Some people say I am brave because I went to Afghanistan. And I guess maybe I am. But I can tell you that fear was alongside my bravery. I think a lot of people look at people’s stories and just see the ending and not the fact that there is fear and struggle along the way.
I went to Afghanistan and was part of a Provincial Reconstruction Team. And went to parts of Afghanistan that only a handful of Americans have ever been to. There I was a Civil Engineer building schools in Afghanistan and working with the people of Afghanistan. I had good days where I got to see the beauty of the Kapisa Valley.

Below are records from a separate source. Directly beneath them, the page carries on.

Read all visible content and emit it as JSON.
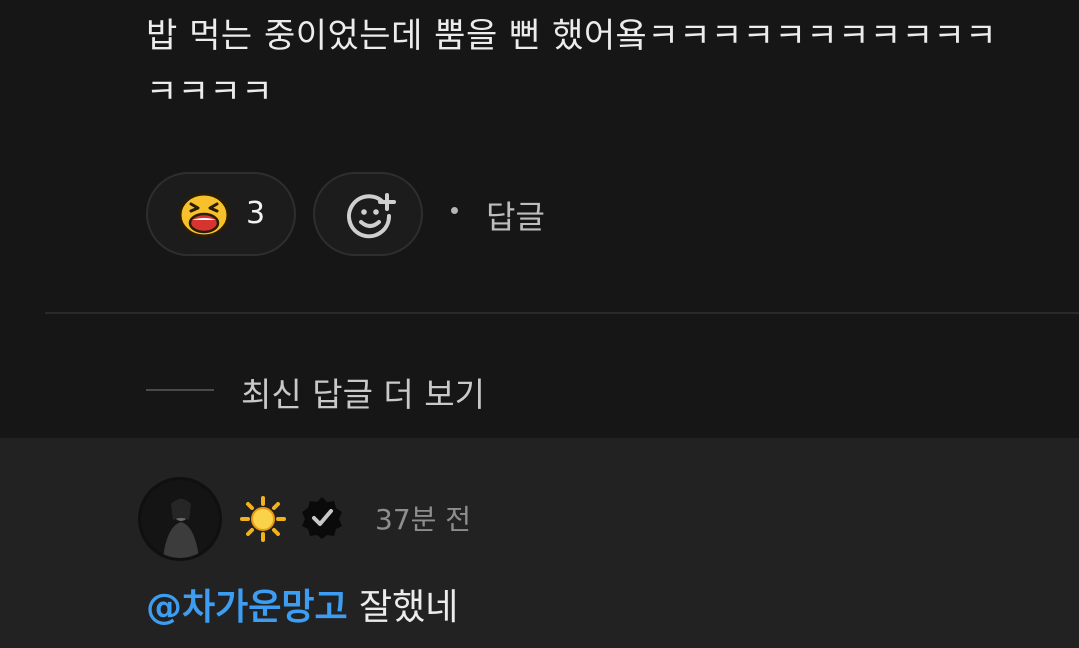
{
  "comment": {
    "text": "밥 먹는 중이었는데 뿜을 뻔 했어욬ㅋㅋㅋㅋㅋㅋㅋㅋㅋㅋㅋㅋㅋㅋㅋ",
    "reaction": {
      "icon": "laughing-face-icon",
      "count": "3"
    },
    "add_reaction_icon": "add-emoji-icon",
    "separator": "·",
    "reply_label": "답글"
  },
  "more_replies_label": "최신 답글 더 보기",
  "reply": {
    "avatar_icon": "user-avatar",
    "badges": [
      "sun-icon",
      "verified-icon"
    ],
    "timestamp": "37분 전",
    "mention": "@차가운망고",
    "text": " 잘했네"
  },
  "colors": {
    "background": "#161616",
    "reply_background": "#222222",
    "mention": "#3d9df2"
  }
}
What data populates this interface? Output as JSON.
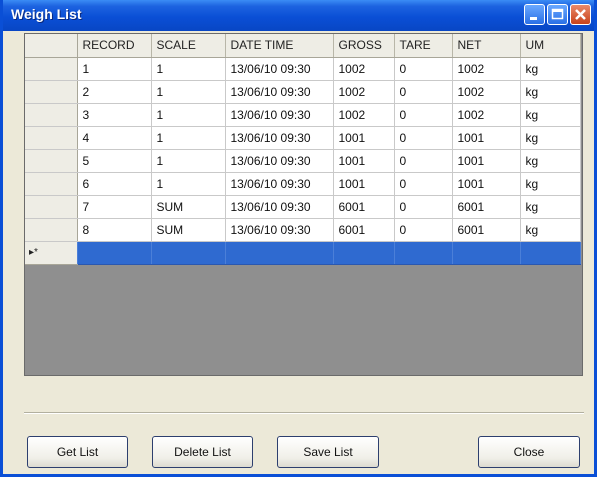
{
  "window": {
    "title": "Weigh List"
  },
  "columns": [
    "RECORD",
    "SCALE",
    "DATE TIME",
    "GROSS",
    "TARE",
    "NET",
    "UM"
  ],
  "rows": [
    [
      "1",
      "1",
      "13/06/10 09:30",
      "1002",
      "0",
      "1002",
      "kg"
    ],
    [
      "2",
      "1",
      "13/06/10 09:30",
      "1002",
      "0",
      "1002",
      "kg"
    ],
    [
      "3",
      "1",
      "13/06/10 09:30",
      "1002",
      "0",
      "1002",
      "kg"
    ],
    [
      "4",
      "1",
      "13/06/10 09:30",
      "1001",
      "0",
      "1001",
      "kg"
    ],
    [
      "5",
      "1",
      "13/06/10 09:30",
      "1001",
      "0",
      "1001",
      "kg"
    ],
    [
      "6",
      "1",
      "13/06/10 09:30",
      "1001",
      "0",
      "1001",
      "kg"
    ],
    [
      "7",
      "SUM",
      "13/06/10 09:30",
      "6001",
      "0",
      "6001",
      "kg"
    ],
    [
      "8",
      "SUM",
      "13/06/10 09:30",
      "6001",
      "0",
      "6001",
      "kg"
    ]
  ],
  "new_row_marker": "▸*",
  "buttons": {
    "get_list": "Get List",
    "delete_list": "Delete List",
    "save_list": "Save List",
    "close": "Close"
  },
  "icons": {
    "minimize": "minimize-icon",
    "maximize": "maximize-icon",
    "close": "close-icon"
  },
  "colors": {
    "titlebar": "#0a4fd6",
    "selected_row": "#2f6ad0",
    "grid_background": "#8f8f8f",
    "window_face": "#ece9d8"
  }
}
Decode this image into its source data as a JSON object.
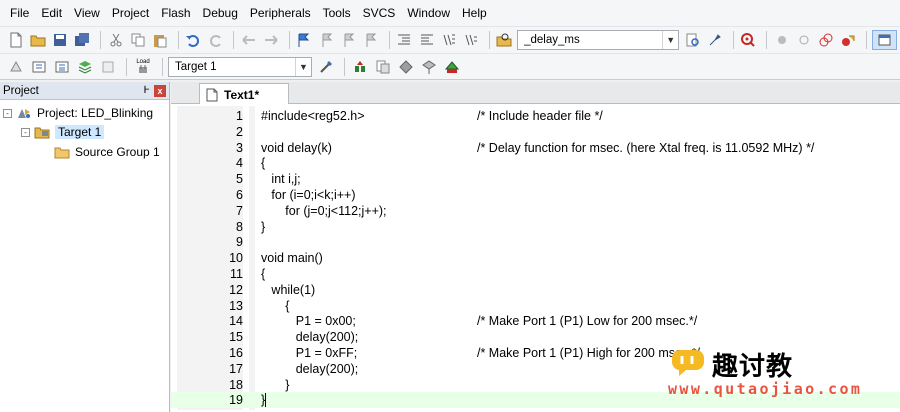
{
  "menu": [
    "File",
    "Edit",
    "View",
    "Project",
    "Flash",
    "Debug",
    "Peripherals",
    "Tools",
    "SVCS",
    "Window",
    "Help"
  ],
  "toolbar1": {
    "find_combo_value": "_delay_ms"
  },
  "toolbar2": {
    "target_combo_value": "Target 1",
    "load_label": "Load"
  },
  "project_panel": {
    "title": "Project",
    "pin_glyph": "Ͱ",
    "close_glyph": "x",
    "tree": [
      {
        "label": "Project: LED_Blinking",
        "expander": "-",
        "icon": "project-icon"
      },
      {
        "label": "Target 1",
        "expander": "-",
        "icon": "target-folder-icon"
      },
      {
        "label": "Source Group 1",
        "expander": "",
        "icon": "folder-icon"
      }
    ]
  },
  "editor": {
    "tab_label": "Text1*",
    "current_line": 19,
    "lines": [
      {
        "num": "1",
        "code": "#include<reg52.h>",
        "comment": "/* Include header file */"
      },
      {
        "num": "2",
        "code": "",
        "comment": ""
      },
      {
        "num": "3",
        "code": "void delay(k)",
        "comment": "/* Delay function for msec. (here Xtal freq. is 11.0592 MHz) */"
      },
      {
        "num": "4",
        "code": "{",
        "comment": ""
      },
      {
        "num": "5",
        "code": "   int i,j;",
        "comment": ""
      },
      {
        "num": "6",
        "code": "   for (i=0;i<k;i++)",
        "comment": ""
      },
      {
        "num": "7",
        "code": "       for (j=0;j<112;j++);",
        "comment": ""
      },
      {
        "num": "8",
        "code": "}",
        "comment": ""
      },
      {
        "num": "9",
        "code": "",
        "comment": ""
      },
      {
        "num": "10",
        "code": "void main()",
        "comment": ""
      },
      {
        "num": "11",
        "code": "{",
        "comment": ""
      },
      {
        "num": "12",
        "code": "   while(1)",
        "comment": ""
      },
      {
        "num": "13",
        "code": "       {",
        "comment": ""
      },
      {
        "num": "14",
        "code": "          P1 = 0x00;",
        "comment": "/* Make Port 1 (P1) Low for 200 msec.*/"
      },
      {
        "num": "15",
        "code": "          delay(200);",
        "comment": ""
      },
      {
        "num": "16",
        "code": "          P1 = 0xFF;",
        "comment": "/* Make Port 1 (P1) High for 200 msec.*/"
      },
      {
        "num": "17",
        "code": "          delay(200);",
        "comment": ""
      },
      {
        "num": "18",
        "code": "       }",
        "comment": ""
      },
      {
        "num": "19",
        "code": "}",
        "comment": ""
      }
    ]
  },
  "watermark": {
    "title": "趣讨教",
    "url": "www.qutaojiao.com"
  },
  "colors": {
    "accent_red": "#e8543f",
    "current_line": "#e8ffe8",
    "selection": "#cde8ff"
  }
}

And I had bad days where things didn’t go as we planned, loneliness crept into the business of my days, and just some overall hard days.
Deploying is Hard
There is a lot of things that happened in my story that are not pretty. Like the days when tears were the only way to get through each problem. There were other days when I had to pretend like things were not as bad as they were. On days like that, I found other things to look forward to. My friend and I built a garden outside our office and it was something that we looked forward to as we watched it grow and change. It was something not typical for the deployment and almost made it feel like we were home.
The hardest part of my deployment was definitely not being shot at with bullets or rockets. It was the day we got shot at with words. When things that were not true were said about us and believed by others. And the work we had accomplished was discounted and set aside. When the people we had worked with for months no longer believed that we were the same people.
That is what lies do and that is why I have so much trouble trusting people even today. Years later the scars that came from the deployment are not the things caused by the enemy, but instead by the people inside of the wire. The people on my team. The people I had once considered friends.
Have you ever had to learn to trust again? When you move you have to build a community to survive the new adventure of motherhood. As a new mom, you might feel loneliness and the fear that you are not doing a good enough job. You are desperate to find people you could rely on, but still so very much afraid.
Afraid that if you put my trust in them you might be betrayed again.
And it took a long time for me to open up, but it was worth the risk. Even though I got connected quickly, my walls stayed up. But eventually, I did share and let people in and this experience has been different. My friends here love me for who I am. They struggle with some of the same things I struggle with and when I reach out for help I’m given the support, encouragement, or whatever I need. It is an amazing blessing that if I hadn’t taken the chance to open up again I would have missed.
The scars from my deployment have stayed with me long after I returned home.
So maybe you think I’m brave for going to a foreign country and into a combat zone, but really I didn’t have a choice. Looking back, I think I’m brave for trusting people again.
Those scars hurt, but I think they are finally starting to heal.